This case was before the Court at January term, 1834, on an appeal from the Circuit Court of the United States for the Eastern District of Pennsylvania, and was dismissed for want of jurisdiction, the complainants, Thomas Jackson and others, in the circuit court having omitted to state in the body of the bill, filed on the equity side of the court, that the defendant was a citizen of the State of Pennsylvania. 33 U. S. 8 Pet. 148.
MR. JUSTICE STORY delivered the opinion of the Court.
A motion has been made to allow an amendment of the record of this case, by inserting an allegation of the citizenship of the parties, and to reinstate this cause on the docket under the following circumstances:
The cause came before this Court at the January term, 1834, and, as will be found in the eighth volume of Mr. Peters' Reports 33 U. S. 148-149, was then reversed for want of jurisdiction of the circuit court by reason of the omission to allege that the parties were citizens of different states, the appeal to this Court was dismissed, and the decree of this Court was ordered to be certified to the circuit court.
We are of opinion that under these circumstances, the record cannot be amended or the cause reinstated in this Court. It would in effect be a reversal of the former decree of this Court. We have no power over the decrees rendered by this Court after the term has
passed and the cause has been dismissed or otherwise finally disposed of here.
But in our opinion there is no difficulty in making the proposed amendment in the circuit court if that court shall see fit in its discretion to allow it to be done. The cause may then be reheard there, and upon the decree newly rendered an appeal can then be taken to this Court, or a decree may be there rendered by consent of the parties in order to enter the cause without any delay to this Court.
This Court, in rendering its former decree, had no authority (not having any jurisdiction but to reverse for the want of jurisdiction of the circuit court) to send the cause back for further proceedings with liberty to amend the bill. But the mandate was not understood by us to apply, except to the record in its then state, and we entertain no doubt that notwithstanding anything in the former decree of reversal, it is entirely competent for the circuit court, in its discretion, to allow the amendment now proposed to be made and to reinstate the cause in that court.
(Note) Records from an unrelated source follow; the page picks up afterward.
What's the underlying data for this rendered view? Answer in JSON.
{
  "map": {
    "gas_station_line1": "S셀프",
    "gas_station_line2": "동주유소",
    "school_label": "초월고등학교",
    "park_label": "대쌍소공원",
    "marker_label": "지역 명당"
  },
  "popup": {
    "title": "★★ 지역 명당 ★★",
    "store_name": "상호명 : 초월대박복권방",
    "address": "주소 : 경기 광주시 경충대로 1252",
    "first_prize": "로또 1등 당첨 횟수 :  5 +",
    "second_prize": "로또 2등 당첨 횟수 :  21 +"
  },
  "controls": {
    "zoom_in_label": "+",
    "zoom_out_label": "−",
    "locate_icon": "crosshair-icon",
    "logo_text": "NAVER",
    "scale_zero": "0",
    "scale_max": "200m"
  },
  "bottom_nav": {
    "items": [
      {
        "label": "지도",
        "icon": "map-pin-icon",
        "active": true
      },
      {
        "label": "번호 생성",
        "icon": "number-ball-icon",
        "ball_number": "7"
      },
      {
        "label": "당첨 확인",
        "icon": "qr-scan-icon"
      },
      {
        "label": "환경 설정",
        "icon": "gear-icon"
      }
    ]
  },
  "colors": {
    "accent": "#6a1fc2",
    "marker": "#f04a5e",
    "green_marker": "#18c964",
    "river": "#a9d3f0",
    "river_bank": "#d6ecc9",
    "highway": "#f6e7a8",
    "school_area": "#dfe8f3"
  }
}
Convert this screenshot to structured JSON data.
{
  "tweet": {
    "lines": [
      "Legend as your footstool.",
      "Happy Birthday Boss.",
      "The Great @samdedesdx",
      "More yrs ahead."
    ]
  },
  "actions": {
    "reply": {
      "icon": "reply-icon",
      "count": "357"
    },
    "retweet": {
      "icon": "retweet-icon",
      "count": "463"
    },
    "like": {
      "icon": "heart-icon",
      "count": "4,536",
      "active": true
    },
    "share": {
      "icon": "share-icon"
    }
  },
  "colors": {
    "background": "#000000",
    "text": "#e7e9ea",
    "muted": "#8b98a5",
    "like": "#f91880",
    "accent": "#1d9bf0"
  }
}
But we have no authority in the matter. The motion is therefore